Confirmation bias experience

So I did a thing at work today. I was asked to try to identify why an account couldn’t be updated. I had an idea and was so convinced that was the cause that I only tested scenarios that would back up that idea. A simple attempt to actually update the said account would have shown me that my idea was wrong in this case but I somehow chose not to do that. Confirmation bias at its finest, I think. I’m feeling terrible now because I’ve essentially wasted a day chasing the wrong idea.

Has anyone else experienced something similar? Maybe then I won’t feel so bad :slight_smile:


Thanks for your honesty and openness, @testerbere.

Absolutely! And it happens all the time.

I’ve lost count of the number of times I’ve gone down a recreation rabbit hole where I’ve kept my focus narrow in an attempt to prove the thing. On reflection I would’ve highlighted something sooner in one of these typical instances:

  1. Usually trying the simplest thing could cause me to recreate it - instead I’d go for convoluted ways to make sure I had it exactly “recreatable”
  2. It’s an environment issue yet would always forget to check that first so end up wasting time going deep
  3. I’d go so deep and narrow where I would’ve likely have benefitted from going short and wide first

Us testing folks can be hard on ourselves.
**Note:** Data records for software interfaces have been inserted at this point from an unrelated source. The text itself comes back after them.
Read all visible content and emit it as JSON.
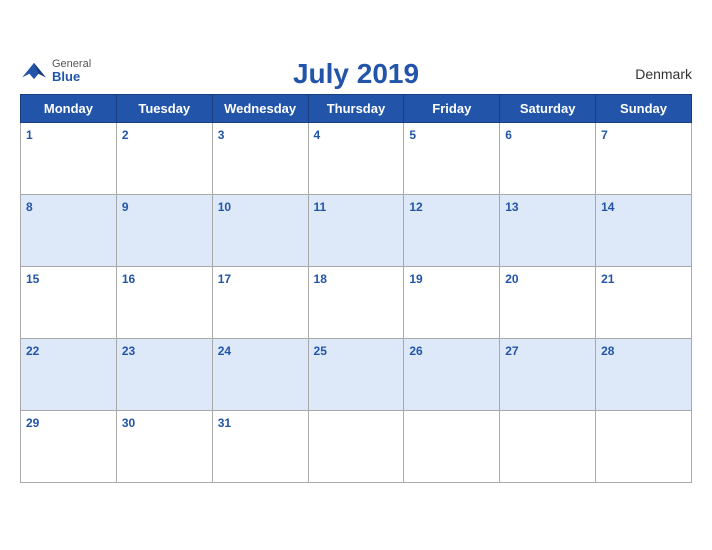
{
  "header": {
    "title": "July 2019",
    "country": "Denmark",
    "logo": {
      "general": "General",
      "blue": "Blue"
    }
  },
  "days_of_week": [
    "Monday",
    "Tuesday",
    "Wednesday",
    "Thursday",
    "Friday",
    "Saturday",
    "Sunday"
  ],
  "weeks": [
    [
      1,
      2,
      3,
      4,
      5,
      6,
      7
    ],
    [
      8,
      9,
      10,
      11,
      12,
      13,
      14
    ],
    [
      15,
      16,
      17,
      18,
      19,
      20,
      21
    ],
    [
      22,
      23,
      24,
      25,
      26,
      27,
      28
    ],
    [
      29,
      30,
      31,
      null,
      null,
      null,
      null
    ]
  ]
}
I place a heavy bet you’re not alone, Ere. I hope you can resolve that with yourself and your sense of bad feeling will soon pass.


Thank you very much Simon. I can really relate to the instances you highlighted. Here’s hoping to fewer occurrences of these in the future!

1 Like

Yup had that too. in my case, it happened not as a newbie tester (back then i was keen on exploring what was actually going on); but as a mid level tester (when the knowledge gained had gotten into my head to think “yea, i know this system through and through”). But after experiencing confirmation bias, i did some “introspective” and realized what was amiss (i had let presumption take its toll). So after that, i decided to revert to the true exploratory method, always remembering "it happened before, don’t let it happen again!) Cheers @testerbere , we all did it at some point!


Thanks for sharing, @agw.

That reminds me of a time I fell into the regression testing complacency trap. I wonder if there’s a bias name for it. :thinking:

The sales team rushed into our office to point out that ad revenue had suddenly taken a dip. Turns out myself and my fellow testing colleague had signed off a release without realising all the AdSense had disappeared. Both of us were so used to running regression that we no longer used the regression test checklist. We literally didn’t see what wasn’t in front of us – the missing AdSense. Was a big learning day for us both!

We resolved the issue quickly and through a post-mortem, it actually led to a push for automated checks for the essential features and a renewed energy of not taking things for granted or becoming complacent with regression tests. On reflection, it was very likely the start of moving towards a whole-team approach to quality instead of relying on QA folks to sign off a release.

1 Like
  1. It’s an environment issue yet would always forget to check that first so end up wasting time going deep

This! I can’t count the times that I was butting my head against the wall, asking myself why it doesn’t work, when I only needed to check some environmental or config value to realize the cause. Sometimes even something as simple as my VPN was down and I couldn’t access the internal API! :smiley:

Sometimes simple Post It note, plastered at the side of your monitor, helps! On it one would write something like this:

- VPN?
- env?
- timezone?
1 Like

I read about the Experimenter Effect (or Observer Effect) in Psychology sometime back.

This refers to the influence that experimenters (read ‘testers’) who conduct an experiment (read ‘tests’) have on the performance of participants (read ‘testing’) and the interpretation of the results. It is a form of bias that affects the validity of experiments as the experimenters (read ‘testers’), either deliberately or otherwise, influence the test results. It is one of the reasons why the results do not get replicated by future evaluations (read ‘bugathons’ or ‘new test round’), and good experimenters (read ‘testers’) look for various ways to negate it.

1 Like